The Kingston One-Way System is probably the most effective of London's many gyratories and one-way systems in the cunning art of not letting you visit the town it is in. Visitors to Kingston will generally arrive at the town, find themselves drawn onto the one-way system's multi-lane racetrack, and will then either hurtle around it several times, unable to escape the high-speed whirlpool of circulating traffic, or will be helplessly spun off down one of the exits from the system, skidding to a halt several miles later in Surbiton or Ham.
The trouble is that - as well as being laid out in as confusing a manner as possible - this one-way system is fast. Two, three or four lanes at a time hurtle around corners and dive through sudden dips on a hell-for-leather race to lap the town centre.
The centrepiece of this chaos - the eye of the storm, if you please - is the crossroads where Eden Street, Richmond Road, Cromwell Road and Wood Street converge. All four arms here are part of the clockwise-running one way loop, and in doing a full orbit the hapless motorist will pass through here twice. Two multi-lane streams of traffic bounce off each other, with northbound traffic coming up Eden Street and swerving off to Wood Street, and southbound traffic emerging from the railway bridge on Richmond Road to dive down Cromwell Road. Approaching that point, in both directions, there's a horrible moment where it looks like you're hurtling straight into oncoming traffic.
On Wood Street, the one-way system descends on a ramp to the right and squeezes under a second bridge under the railway, forming an odd triangular junction with the dual carriageway A308 towards Kingston Bridge. For westbound traffic there's a second right-hand exit after the one-way system has departed, allowing access to a secondary one-way system around the back of John Lewis.
The multiple lanes that sling traffic around sharp left and right turns are confusing enough, but the problem is compounded by signage.

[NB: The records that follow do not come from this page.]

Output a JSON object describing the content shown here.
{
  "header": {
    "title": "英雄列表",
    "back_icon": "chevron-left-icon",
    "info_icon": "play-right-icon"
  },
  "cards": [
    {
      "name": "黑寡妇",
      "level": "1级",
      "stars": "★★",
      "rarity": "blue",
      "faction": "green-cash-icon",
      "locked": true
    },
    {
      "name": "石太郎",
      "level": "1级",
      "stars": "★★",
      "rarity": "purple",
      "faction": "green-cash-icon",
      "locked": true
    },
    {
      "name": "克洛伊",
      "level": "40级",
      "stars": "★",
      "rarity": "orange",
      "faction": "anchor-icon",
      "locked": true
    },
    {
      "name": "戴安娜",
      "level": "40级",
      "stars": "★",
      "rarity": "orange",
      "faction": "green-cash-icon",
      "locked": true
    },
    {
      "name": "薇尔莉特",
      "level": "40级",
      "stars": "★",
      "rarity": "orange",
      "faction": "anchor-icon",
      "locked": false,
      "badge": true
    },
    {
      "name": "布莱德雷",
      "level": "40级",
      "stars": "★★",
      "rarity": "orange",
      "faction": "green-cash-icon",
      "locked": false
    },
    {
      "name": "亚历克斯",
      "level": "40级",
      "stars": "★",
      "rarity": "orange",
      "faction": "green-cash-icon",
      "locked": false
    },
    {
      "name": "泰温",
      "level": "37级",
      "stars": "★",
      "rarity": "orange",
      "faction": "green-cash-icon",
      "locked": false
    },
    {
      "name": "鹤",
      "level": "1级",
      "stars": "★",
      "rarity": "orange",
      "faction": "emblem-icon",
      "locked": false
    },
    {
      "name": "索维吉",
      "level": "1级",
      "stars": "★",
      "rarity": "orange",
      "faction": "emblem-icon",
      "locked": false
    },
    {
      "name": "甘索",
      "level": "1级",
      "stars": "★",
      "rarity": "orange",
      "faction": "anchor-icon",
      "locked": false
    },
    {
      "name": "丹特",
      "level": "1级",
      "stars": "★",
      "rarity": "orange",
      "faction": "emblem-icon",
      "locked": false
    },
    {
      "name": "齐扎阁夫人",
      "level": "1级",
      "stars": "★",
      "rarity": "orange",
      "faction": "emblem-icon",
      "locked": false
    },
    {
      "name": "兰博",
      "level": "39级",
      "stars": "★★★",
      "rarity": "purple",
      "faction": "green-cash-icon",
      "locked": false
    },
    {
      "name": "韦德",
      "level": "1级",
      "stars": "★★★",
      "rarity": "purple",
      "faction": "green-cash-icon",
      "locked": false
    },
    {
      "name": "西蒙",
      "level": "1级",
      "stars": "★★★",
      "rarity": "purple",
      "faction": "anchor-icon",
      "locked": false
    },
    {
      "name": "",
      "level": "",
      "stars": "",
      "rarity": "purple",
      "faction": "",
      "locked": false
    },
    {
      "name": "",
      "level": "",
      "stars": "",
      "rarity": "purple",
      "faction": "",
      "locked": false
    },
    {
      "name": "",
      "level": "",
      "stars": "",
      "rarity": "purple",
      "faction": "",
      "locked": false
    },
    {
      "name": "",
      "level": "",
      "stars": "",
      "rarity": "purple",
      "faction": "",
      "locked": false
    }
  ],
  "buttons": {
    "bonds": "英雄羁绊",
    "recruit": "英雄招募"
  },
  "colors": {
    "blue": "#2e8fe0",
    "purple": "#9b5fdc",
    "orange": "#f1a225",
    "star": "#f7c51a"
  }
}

It's not the usual London problem of a complex gyratory system without information for drivers; in fact in Kingston there's rather too much going on. Do I want Kingston Bridge Hampton Court A308 Twickenham (A310), loading areas A P and R? Or do I want Richmond (A308), New Malden Central London (A3) and "others"? Seven Kings Parking or Alternative Parking for Bentall Centre? How about New Malden (A2043) Central London (A3) Kingston Hospital A&E University (Kingston Hill)?
Left lane for K'STN HSPL. Middle lane for John Lewis parking. Right lane for Richmond but no right turn except buses. Next left New Malden, but not THIS left, this left is just a back street, no, the next proper left after that, around this right-hand bend.
The purpose of a flag sign (the type of direction sign with a pointed end, placed directly at a side turning as a courtesy to the uncertain driver) is to give a very fast, last second advice that will help you decide if this turning right here is the one you want. But if that flag sign reads Esher A307, Surbiton Tolworth (A240), Guildford(A3) (M25) Theatre Epsom (A24) Loading bays Shopmobility, you might be forgiven for missing your turning, condemning yourself to yet another miserable tour of the back of shops, the underneath of the railway and the idling engines of the bus station.
|Richmond, Ham, Petersham|
|Esher, Surbiton, Tolworth|
|New Maldon, Central London, Kingston Hospital|
|Kingston Bridge, Hampton Court, Twickenham|